landline » LAN line

Classification: English – final d/t-deletion

Analyzed or reported by:

  • Barbara Wallraff (Atlantic Monthly "Word Court" column for September 2006)

Wallraff reports:

Suzanne Staszak-Silva, of Scotch Plains, N.J., writes: “My husband and I have a dispute regarding the use of the term landline. When people receive or make calls on a cellular phone but decide they would like to take the call on a phone connected to the wall via a phone jack, they usually refer to this phone as a landline. My husband says this is incorrect and the right term is LAN (local-area network) line. I say he’s wrong. I think people use landline to denote a phone that is connected to the large brown poles that line our streets, and that LAN line refers to computer connections. Who is correct?”

You are. Anyone who doesn’t want to call a phone line a phone line ought to call it a WAN (wide-area network) line. And thanks for the new eggcorn.


This one is not easy to search for, because “LAN line” is a high-frequency expression, abbreviating “local area network line”, a line (telephone line or cable) serving a local area network; such connections involve lines only indirectly, usually wirelessly, rather than having computers directly plugged into a phone line.

As for Wallraff’s advice, anyone who wants to refer to a phone directly connected to a phone line should call it a landline phone. WAN lines are something else.

In any case, Staszak-Silva’s husband has improved on “landline”, with its unclear connection to land, by eggcorning it to “LAN line”, using a term he’s familiar with.

| link | entered by Arnold Zwicky, 2006/08/09 |


  1. 1

    Commentary by Barbara Wallraff , 2006/08/09 at 6:02 pm

    Re “WAN line” in Word Court: Technology isn’t my field of expertise, but stuff I found on the Web seemed to support the idea that a phone line *could* be considered a wide-area-network line. (I mean, if the phone system isn’t a kind of wide-area network, what is it?) And I specifically pointed out that sentence in the column to the fact-checker, who asked people who should know. I’m not saying I’m right about “WAN line” — just that I made a serious effort to be.

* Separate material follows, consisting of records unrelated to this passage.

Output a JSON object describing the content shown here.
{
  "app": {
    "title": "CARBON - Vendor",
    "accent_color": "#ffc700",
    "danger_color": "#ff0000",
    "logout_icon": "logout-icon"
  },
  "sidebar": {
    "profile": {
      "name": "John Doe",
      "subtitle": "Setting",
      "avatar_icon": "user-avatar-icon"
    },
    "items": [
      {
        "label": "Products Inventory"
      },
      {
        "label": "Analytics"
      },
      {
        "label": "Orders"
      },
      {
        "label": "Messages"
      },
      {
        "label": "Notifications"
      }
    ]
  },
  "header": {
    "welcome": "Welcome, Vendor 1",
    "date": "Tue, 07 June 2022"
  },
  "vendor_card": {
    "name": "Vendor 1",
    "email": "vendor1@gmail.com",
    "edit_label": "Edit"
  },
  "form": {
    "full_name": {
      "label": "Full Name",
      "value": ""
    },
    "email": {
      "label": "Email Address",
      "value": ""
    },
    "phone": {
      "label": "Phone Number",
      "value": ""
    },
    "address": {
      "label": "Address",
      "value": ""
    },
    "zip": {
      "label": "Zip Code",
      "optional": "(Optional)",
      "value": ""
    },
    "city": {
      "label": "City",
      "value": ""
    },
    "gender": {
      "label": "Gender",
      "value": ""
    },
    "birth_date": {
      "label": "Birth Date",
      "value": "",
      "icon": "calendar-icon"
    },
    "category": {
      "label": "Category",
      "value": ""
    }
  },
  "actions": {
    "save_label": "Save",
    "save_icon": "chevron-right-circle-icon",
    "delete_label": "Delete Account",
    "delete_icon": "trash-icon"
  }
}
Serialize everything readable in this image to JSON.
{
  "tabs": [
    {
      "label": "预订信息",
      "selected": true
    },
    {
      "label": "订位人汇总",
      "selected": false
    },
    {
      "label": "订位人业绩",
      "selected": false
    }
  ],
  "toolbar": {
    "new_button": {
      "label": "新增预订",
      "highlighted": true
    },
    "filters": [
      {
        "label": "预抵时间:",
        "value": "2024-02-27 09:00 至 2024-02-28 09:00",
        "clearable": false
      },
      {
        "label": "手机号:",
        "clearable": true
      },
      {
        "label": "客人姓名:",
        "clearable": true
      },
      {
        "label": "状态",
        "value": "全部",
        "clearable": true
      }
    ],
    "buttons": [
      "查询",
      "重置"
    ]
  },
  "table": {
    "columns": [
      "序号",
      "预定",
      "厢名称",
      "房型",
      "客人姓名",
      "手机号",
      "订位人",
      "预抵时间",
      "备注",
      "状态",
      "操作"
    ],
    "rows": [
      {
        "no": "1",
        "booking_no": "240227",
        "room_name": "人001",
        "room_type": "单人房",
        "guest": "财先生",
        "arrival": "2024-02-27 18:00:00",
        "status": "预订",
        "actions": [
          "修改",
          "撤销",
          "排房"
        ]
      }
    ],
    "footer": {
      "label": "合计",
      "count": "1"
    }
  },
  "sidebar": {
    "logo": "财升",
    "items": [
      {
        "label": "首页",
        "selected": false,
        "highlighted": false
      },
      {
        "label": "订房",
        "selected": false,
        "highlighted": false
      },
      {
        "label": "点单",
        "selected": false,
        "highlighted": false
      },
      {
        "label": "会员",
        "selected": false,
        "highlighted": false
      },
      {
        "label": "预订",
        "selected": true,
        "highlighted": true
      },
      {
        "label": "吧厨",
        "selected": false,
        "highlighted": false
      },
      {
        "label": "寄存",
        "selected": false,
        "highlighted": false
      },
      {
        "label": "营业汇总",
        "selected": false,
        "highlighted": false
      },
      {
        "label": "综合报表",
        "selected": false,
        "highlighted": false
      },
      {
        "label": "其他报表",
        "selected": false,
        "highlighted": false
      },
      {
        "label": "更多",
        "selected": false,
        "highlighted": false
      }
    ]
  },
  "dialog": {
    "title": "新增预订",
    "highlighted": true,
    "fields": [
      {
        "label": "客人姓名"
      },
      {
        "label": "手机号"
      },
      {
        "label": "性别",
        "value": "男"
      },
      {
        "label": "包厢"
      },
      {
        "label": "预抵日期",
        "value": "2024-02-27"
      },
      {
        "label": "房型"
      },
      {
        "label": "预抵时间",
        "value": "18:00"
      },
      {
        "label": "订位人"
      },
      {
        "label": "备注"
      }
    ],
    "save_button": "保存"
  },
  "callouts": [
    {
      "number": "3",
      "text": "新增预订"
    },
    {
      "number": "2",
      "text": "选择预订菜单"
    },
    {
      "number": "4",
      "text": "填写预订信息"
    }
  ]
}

  2. 2

    Commentary by Nik Worden , 2006/09/23 at 3:57 pm

    I have certainly heard cell phone users refer to a wired phone line as a “land line”, but I assumed that the use had been transferred from the world of radio communication. In the relatively phone-starved wilderness of the British Columbia and Southeast Alaska coasts, mariners communicate on VHF radios, and will commonly say things like “I’ll give your brother a call when I get to a landline”. This makes sense because contact with a wired phone line is infrequent, and because marine-band radio cannot be used for calls to shore facilities, with certain exceptions. The term originated before the advent of cell phones, but is still used because cell phone coverage is spotty in these remote areas.

    “Landline” is easier to say than “wired phone” or “Qwest phone” or any other variant I can think of, and, in light of the older use, more likely understood.

  3. 3

    Commentary by Tristan , 2006/10/01 at 6:47 pm

    I thought it was LAN-line for the longest time. Being something of a geek, it made more sense to me because I frequently contrast wireless networks and LANs, so the contrast between a wireless line would of course be a LAN-line.

  4. 4

    Commentary by anonymouse , 2006/10/19 at 6:57 am

    As far as I’m concerned, “landline” refers to a physical link, using copper or fiber. A radio link, mobile phone or satellite connection can also be used to transmit data or voice, but isn’t considered a land line.…

    “LAN line” sounds weird to me.

  5. 5

    Commentary by Ninly , 2006/10/26 at 2:01 pm

    To back up the radiocommunication claim above: Radio amateurs still frequently use “land line” to refer to private telephone conversations, as opposed to their conversations on the air (which anyone with an appropriately tuned receiver can listen to). Of course, that usage predates the commercial use (not to mention the contemporary ubiquity) of cellular telephony, and I haven’t quite figured out yet whether hams still say “land line” when they’re talking about their cellphones.

  6. 6

    Commentary by Jillian , 2006/11/20 at 3:25 am

    When I worked for Metro One (one of two carriers, in some areas we were named Cellular One. NYNEX was the other) in the 80’s, LANline was an acronym for “Land Assisted Network”. When a cell site was weak, the “land line” picked up the slack. This may sound strange today but most cell calls back then went to what has been now called a “landline”, a phone line hooked into a wall.

    LANline is correct; When explaining phones hooked into a wall. The term landline came from consumer ignorence. And is now widely seen as a social and techie norm.

  7. 7

    Commentary by Chris , 2006/12/15 at 9:52 pm

    I have a coworker that has LAN LINE in his signature. I think he’s a moron. He also thinks laptop is spelled LABTOP

Sorry, the comment form is closed at this time.